Copy the lines word for word. Begin at the line that contains "Read all visible content and emit it as JSON." and end with the final line of the data.

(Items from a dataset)

+ + +

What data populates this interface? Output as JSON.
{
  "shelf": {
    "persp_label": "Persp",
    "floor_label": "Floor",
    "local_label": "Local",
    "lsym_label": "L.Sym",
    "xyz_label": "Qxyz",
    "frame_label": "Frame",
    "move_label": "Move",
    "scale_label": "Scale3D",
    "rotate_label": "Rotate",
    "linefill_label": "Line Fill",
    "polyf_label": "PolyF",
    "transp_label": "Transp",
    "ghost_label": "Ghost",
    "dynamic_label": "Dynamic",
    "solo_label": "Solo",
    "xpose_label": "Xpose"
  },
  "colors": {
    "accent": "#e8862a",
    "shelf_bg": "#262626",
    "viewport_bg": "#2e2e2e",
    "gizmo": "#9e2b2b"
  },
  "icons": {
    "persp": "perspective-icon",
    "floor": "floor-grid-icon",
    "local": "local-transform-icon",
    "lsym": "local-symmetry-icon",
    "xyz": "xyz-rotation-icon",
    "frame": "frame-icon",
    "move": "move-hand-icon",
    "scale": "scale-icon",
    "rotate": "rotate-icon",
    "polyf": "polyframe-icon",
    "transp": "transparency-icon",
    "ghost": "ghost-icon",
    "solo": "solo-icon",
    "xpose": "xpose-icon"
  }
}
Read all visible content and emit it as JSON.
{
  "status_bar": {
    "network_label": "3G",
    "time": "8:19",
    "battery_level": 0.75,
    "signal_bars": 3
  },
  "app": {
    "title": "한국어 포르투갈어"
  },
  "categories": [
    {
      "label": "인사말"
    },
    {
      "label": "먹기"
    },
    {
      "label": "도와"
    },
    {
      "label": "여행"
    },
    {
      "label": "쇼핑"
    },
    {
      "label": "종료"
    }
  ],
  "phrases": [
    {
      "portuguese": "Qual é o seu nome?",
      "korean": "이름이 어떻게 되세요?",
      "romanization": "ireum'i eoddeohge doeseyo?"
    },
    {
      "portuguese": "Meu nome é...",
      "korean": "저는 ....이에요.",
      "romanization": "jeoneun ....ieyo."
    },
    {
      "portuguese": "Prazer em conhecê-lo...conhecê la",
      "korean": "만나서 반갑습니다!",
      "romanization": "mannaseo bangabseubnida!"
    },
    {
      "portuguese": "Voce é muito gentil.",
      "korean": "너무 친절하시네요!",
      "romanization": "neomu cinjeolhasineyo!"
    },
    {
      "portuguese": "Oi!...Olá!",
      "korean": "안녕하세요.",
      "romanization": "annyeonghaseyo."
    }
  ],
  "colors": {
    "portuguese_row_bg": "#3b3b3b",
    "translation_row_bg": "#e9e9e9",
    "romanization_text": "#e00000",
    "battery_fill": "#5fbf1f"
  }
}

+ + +

**Solution to the exercise**
Read all visible content and emit it as JSON.
{
  "status_bar": {
    "network_label": "3G",
    "time": "8:19",
    "battery_level": 0.75,
    "signal_bars": 3
  },
  "app": {
    "title": "한국어 포르투갈어"
  },
  "categories": [
    {
      "label": "인사말"
    },
    {
      "label": "먹기"
    },
    {
      "label": "도와"
    },
    {
      "label": "여행"
    },
    {
      "label": "쇼핑"
    },
    {
      "label": "종료"
    }
  ],
  "phrases": [
    {
      "portuguese": "Qual é o seu nome?",
      "korean": "이름이 어떻게 되세요?",
      "romanization": "ireum'i eoddeohge doeseyo?"
    },
    {
      "portuguese": "Meu nome é...",
      "korean": "저는 ....이에요.",
      "romanization": "jeoneun ....ieyo."
    },
    {
      "portuguese": "Prazer em conhecê-lo...conhecê la",
      "korean": "만나서 반갑습니다!",
      "romanization": "mannaseo bangabseubnida!"
    },
    {
      "portuguese": "Voce é muito gentil.",
      "korean": "너무 친절하시네요!",
      "romanization": "neomu cinjeolhasineyo!"
    },
    {
      "portuguese": "Oi!...Olá!",
      "korean": "안녕하세요.",
      "romanization": "annyeonghaseyo."
    }
  ],
  "colors": {
    "portuguese_row_bg": "#3b3b3b",
    "translation_row_bg": "#e9e9e9",
    "romanization_text": "#e00000",
    "battery_fill": "#5fbf1f"
  }
}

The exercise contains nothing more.